> _What to do_
Each entry below is to be written out exactly, and the pictures are to be left out.

── Supplied entries ──

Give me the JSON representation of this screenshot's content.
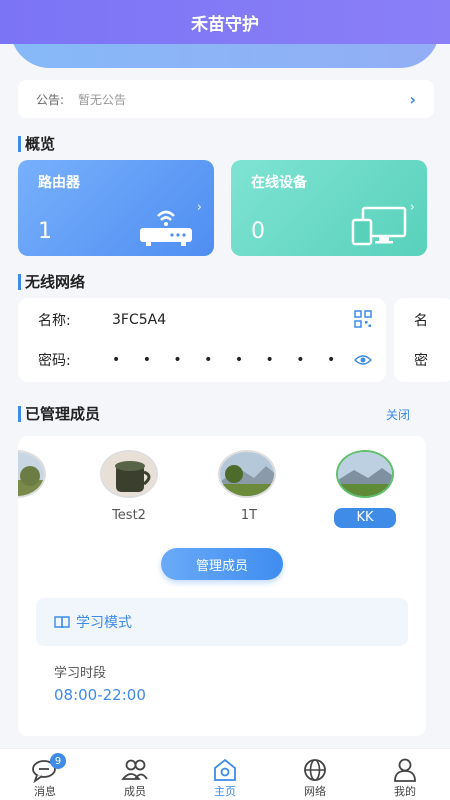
{
  "app": {
    "title": "禾苗守护"
  },
  "notice": {
    "label": "公告:",
    "value": "暂无公告"
  },
  "overview": {
    "title": "概览",
    "router": {
      "label": "路由器",
      "count": "1"
    },
    "devices": {
      "label": "在线设备",
      "count": "0"
    }
  },
  "wireless": {
    "title": "无线网络",
    "name_label": "名称:",
    "name_value": "3FC5A4",
    "password_label": "密码:",
    "password_value": "• • • • • • • •",
    "second_name_label": "名",
    "second_password_label": "密"
  },
  "members": {
    "title": "已管理成员",
    "close_label": "关闭",
    "items": [
      {
        "name": ""
      },
      {
        "name": "Test2"
      },
      {
        "name": "1T"
      },
      {
        "name": "KK",
        "selected": true
      }
    ],
    "manage_button": "管理成员",
    "study_mode": "学习模式",
    "study_period_label": "学习时段",
    "study_period_value": "08:00-22:00"
  },
  "tabs": [
    {
      "label": "消息",
      "badge": "9"
    },
    {
      "label": "成员"
    },
    {
      "label": "主页",
      "active": true
    },
    {
      "label": "网络"
    },
    {
      "label": "我的"
    }
  ],
  "colors": {
    "accent": "#3e8be8",
    "header": "#7b74f5",
    "router_card": "#4f8ef2",
    "device_card": "#58d1bb"
  }
}
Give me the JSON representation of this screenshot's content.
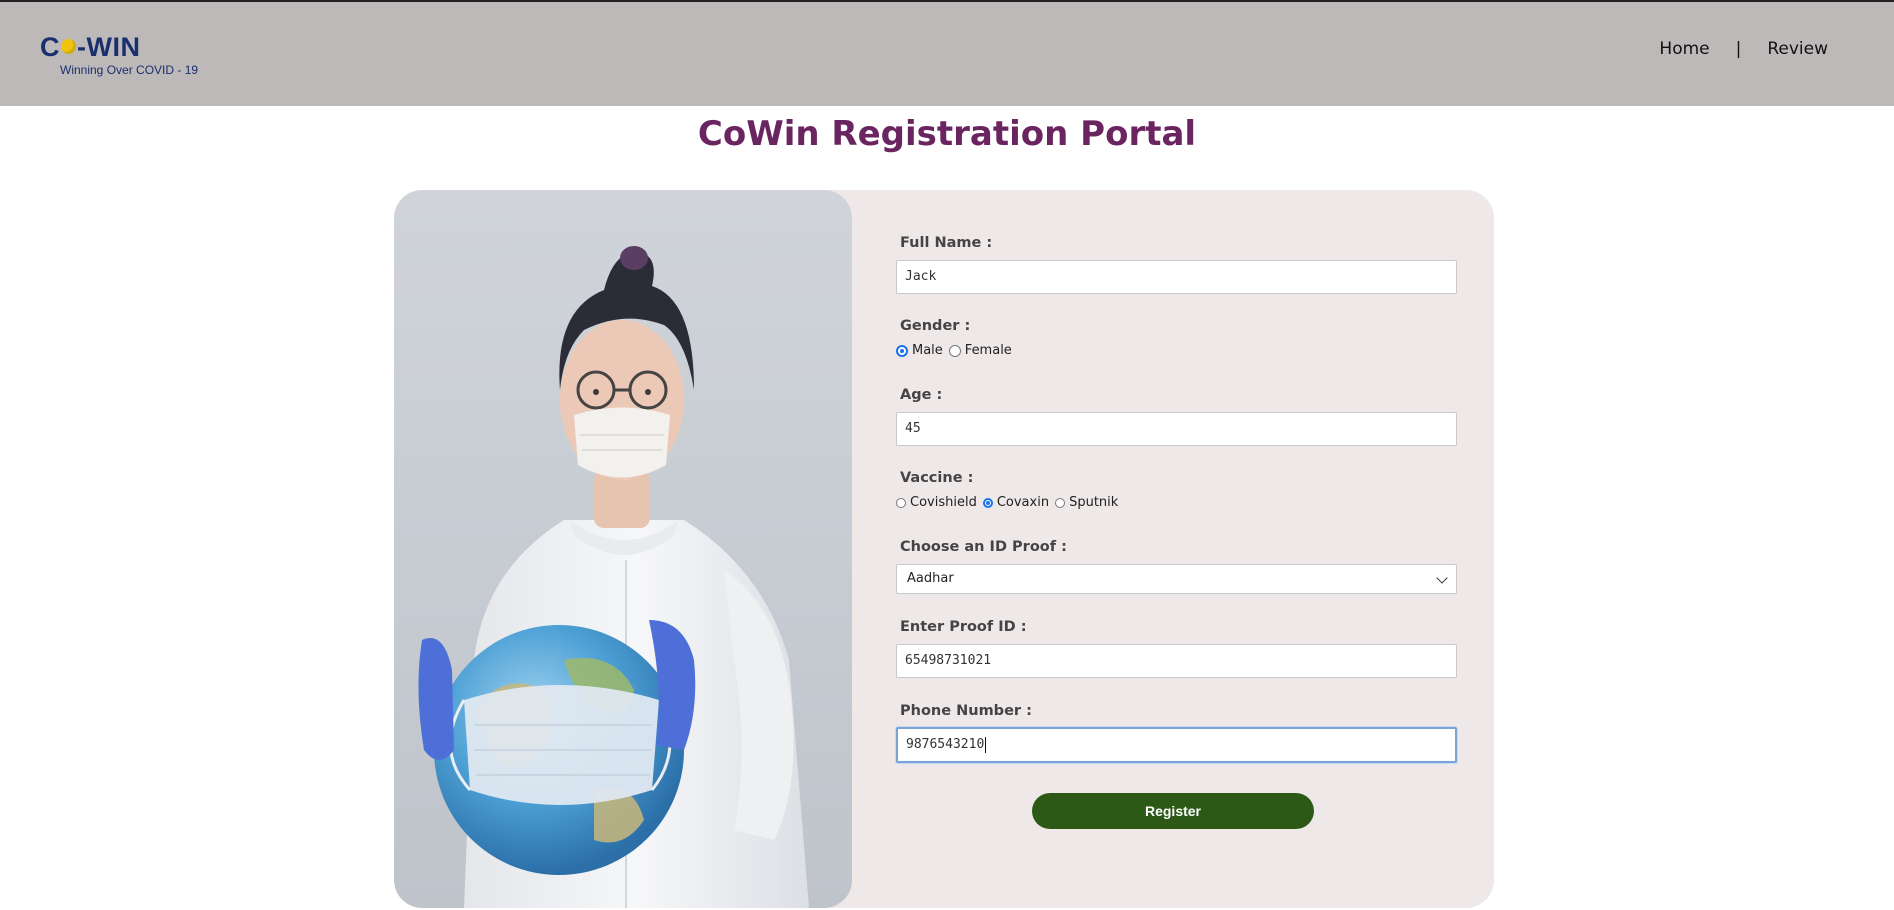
{
  "header": {
    "logo_main_prefix": "C",
    "logo_main_suffix": "-WIN",
    "logo_tagline": "Winning Over COVID - 19",
    "nav": {
      "home": "Home",
      "separator": "|",
      "review": "Review"
    }
  },
  "page_title": "CoWin Registration Portal",
  "form": {
    "full_name": {
      "label": "Full Name :",
      "value": "Jack"
    },
    "gender": {
      "label": "Gender :",
      "options": [
        "Male",
        "Female"
      ],
      "selected": "Male"
    },
    "age": {
      "label": "Age :",
      "value": "45"
    },
    "vaccine": {
      "label": "Vaccine :",
      "options": [
        "Covishield",
        "Covaxin",
        "Sputnik"
      ],
      "selected": "Covaxin"
    },
    "id_proof": {
      "label": "Choose an ID Proof :",
      "selected": "Aadhar"
    },
    "proof_id": {
      "label": "Enter Proof ID :",
      "value": "65498731021"
    },
    "phone": {
      "label": "Phone Number :",
      "value": "9876543210"
    },
    "register_label": "Register"
  },
  "colors": {
    "header_bg": "#bdb9b9",
    "title": "#6a2561",
    "card_bg": "#eee8e8",
    "register_bg": "#2c5a16",
    "logo": "#1a2f6e",
    "logo_dot": "#f1c40f"
  }
}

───

> _Solution to the problem_
Give me the JSON representation of this screenshot's content.
{
  "app": {
    "title": "禾苗守护"
  },
  "notice": {
    "label": "公告:",
    "value": "暂无公告"
  },
  "overview": {
    "title": "概览",
    "router": {
      "label": "路由器",
      "count": "1"
    },
    "devices": {
      "label": "在线设备",
      "count": "0"
    }
  },
  "wireless": {
    "title": "无线网络",
    "name_label": "名称:",
    "name_value": "3FC5A4",
    "password_label": "密码:",
    "password_value": "• • • • • • • •",
    "second_name_label": "名",
    "second_password_label": "密"
  },
  "members": {
    "title": "已管理成员",
    "close_label": "关闭",
    "items": [
      {
        "name": ""
      },
      {
        "name": "Test2"
      },
      {
        "name": "1T"
      },
      {
        "name": "KK",
        "selected": true
      }
    ],
    "manage_button": "管理成员",
    "study_mode": "学习模式",
    "study_period_label": "学习时段",
    "study_period_value": "08:00-22:00"
  },
  "tabs": [
    {
      "label": "消息",
      "badge": "9"
    },
    {
      "label": "成员"
    },
    {
      "label": "主页",
      "active": true
    },
    {
      "label": "网络"
    },
    {
      "label": "我的"
    }
  ],
  "colors": {
    "accent": "#3e8be8",
    "header": "#7b74f5",
    "router_card": "#4f8ef2",
    "device_card": "#58d1bb"
  }
}
Give me the JSON representation of this screenshot's content.
{
  "header": {
    "logo_main_prefix": "C",
    "logo_main_suffix": "-WIN",
    "logo_tagline": "Winning Over COVID - 19",
    "nav": {
      "home": "Home",
      "separator": "|",
      "review": "Review"
    }
  },
  "page_title": "CoWin Registration Portal",
  "form": {
    "full_name": {
      "label": "Full Name :",
      "value": "Jack"
    },
    "gender": {
      "label": "Gender :",
      "options": [
        "Male",
        "Female"
      ],
      "selected": "Male"
    },
    "age": {
      "label": "Age :",
      "value": "45"
    },
    "vaccine": {
      "label": "Vaccine :",
      "options": [
        "Covishield",
        "Covaxin",
        "Sputnik"
      ],
      "selected": "Covaxin"
    },
    "id_proof": {
      "label": "Choose an ID Proof :",
      "selected": "Aadhar"
    },
    "proof_id": {
      "label": "Enter Proof ID :",
      "value": "65498731021"
    },
    "phone": {
      "label": "Phone Number :",
      "value": "9876543210"
    },
    "register_label": "Register"
  },
  "colors": {
    "header_bg": "#bdb9b9",
    "title": "#6a2561",
    "card_bg": "#eee8e8",
    "register_bg": "#2c5a16",
    "logo": "#1a2f6e",
    "logo_dot": "#f1c40f"
  }
}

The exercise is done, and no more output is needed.